‘Plowing in’ is a term to describe a problem where a hovercraft suddenly decelerates due to the nose of the craft dipping into the water, usually at high speed when running downwind. It can only happen on water. Some hovercraft manufacturers claim to have a craft that does not do this, by design. Without getting too technical – that’s entirely possible. If you build a hovercraft, which is far too heavy for its size, it will generate very high skirt pressure. Coupled with the fact that it will be very slow, it will certainly resist plow-in very well, as it will never go fast enough to collapse the high-pressure skirt.
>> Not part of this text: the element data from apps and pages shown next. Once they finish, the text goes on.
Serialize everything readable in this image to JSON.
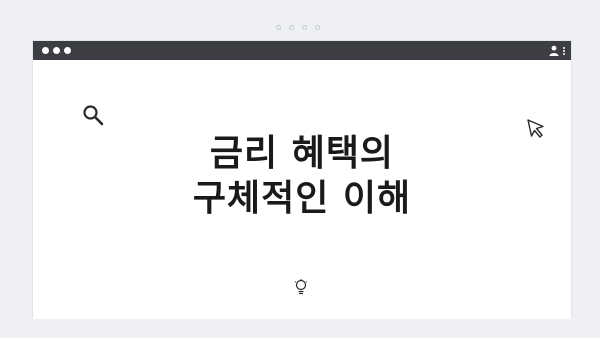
{
  "browser": {
    "window_controls": [
      "close",
      "minimize",
      "maximize"
    ],
    "right_icons": [
      "user-icon",
      "more-vert-icon"
    ]
  },
  "page": {
    "icons": [
      "search-icon",
      "cursor-icon",
      "lightbulb-icon"
    ],
    "headline_line1": "금리 혜택의",
    "headline_line2": "구체적인 이해"
  },
  "colors": {
    "background": "#eef0f4",
    "titlebar": "#3c3e43",
    "card": "#ffffff",
    "text": "#1a1a1a"
  }
}
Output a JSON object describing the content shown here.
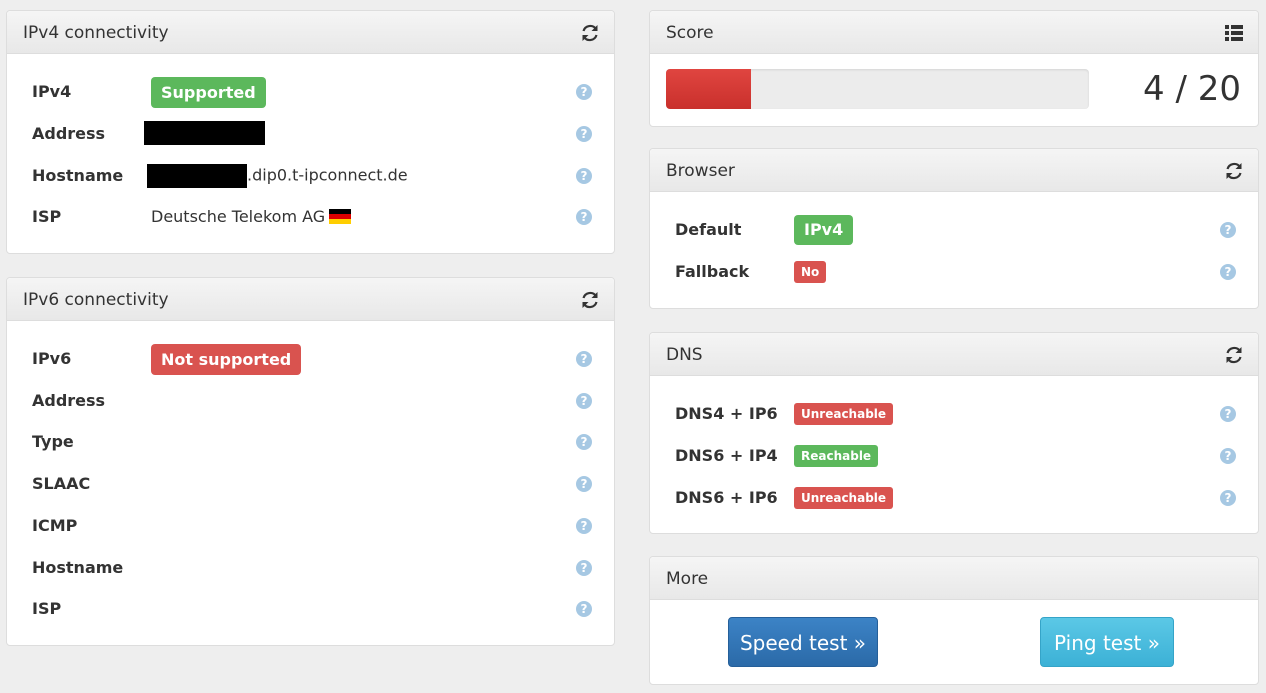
{
  "ipv4": {
    "title": "IPv4 connectivity",
    "rows": [
      {
        "label": "IPv4",
        "badge": "Supported"
      },
      {
        "label": "Address"
      },
      {
        "label": "Hostname",
        "suffix": ".dip0.t-ipconnect.de"
      },
      {
        "label": "ISP",
        "value": "Deutsche Telekom AG"
      }
    ]
  },
  "ipv6": {
    "title": "IPv6 connectivity",
    "rows": [
      {
        "label": "IPv6",
        "badge": "Not supported"
      },
      {
        "label": "Address"
      },
      {
        "label": "Type"
      },
      {
        "label": "SLAAC"
      },
      {
        "label": "ICMP"
      },
      {
        "label": "Hostname"
      },
      {
        "label": "ISP"
      }
    ]
  },
  "score": {
    "title": "Score",
    "text": "4 / 20",
    "value": 4,
    "max": 20
  },
  "browser": {
    "title": "Browser",
    "rows": [
      {
        "label": "Default",
        "badge": "IPv4"
      },
      {
        "label": "Fallback",
        "badge": "No"
      }
    ]
  },
  "dns": {
    "title": "DNS",
    "rows": [
      {
        "label": "DNS4 + IP6",
        "badge": "Unreachable"
      },
      {
        "label": "DNS6 + IP4",
        "badge": "Reachable"
      },
      {
        "label": "DNS6 + IP6",
        "badge": "Unreachable"
      }
    ]
  },
  "more": {
    "title": "More",
    "speed_test": "Speed test »",
    "ping_test": "Ping test »"
  },
  "icons": {
    "refresh": "refresh-icon",
    "list": "list-icon",
    "help": "question-circle-icon",
    "flag": "germany-flag-icon"
  },
  "colors": {
    "success": "#5cb85c",
    "danger": "#d9534f",
    "primary": "#2b6aa8",
    "info": "#3cb1d6"
  }
}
Of course, the down side is that it’s slow, wet (all that pressure blows the water past the skirt – and onto you!) and the handling, maneuverability and general performance will be very poor. In other words, avoid any hovercraft that claims to be immune from the plow-in phenomenon!
So what’s the answer? A well-designed craft with a good skirt system will still plow-in (every craft can – even the 400 ton SRN4 cross channel craft used to plow in if driven badly). It’s just the nature of the hovercraft construction, like all aircraft can go into a spin. But it’s not a big deal at all. What we’ve done with our craft is to push the plow-in limit as far as possible, making the craft give you adequate warning and a chance to recover, minimizing the deceleration, so that when it does plow, the shallow planning surface simply slows the craft up a little, then it recovers and carries on as normal.
The plow-in issue is a big concern with anyone familiar with the old and very popular ‘SCAT’ model of hovercraft. These had a notoriously bad plow that sometimes sent the occupants swimming! Rest assured, our hovercraft are NOTHING like this! If you plow, it will SLOW YOU DOWN. Just kick the throttle, back up again and be on your way. For any additional questions or concerns about plow-in, please do not hesitate to ask your Hoverstream service representative!
Do I need a special license to operate a hovercraft?
The hovercraft is legally considered a boat, so no special licensing requirements are needed.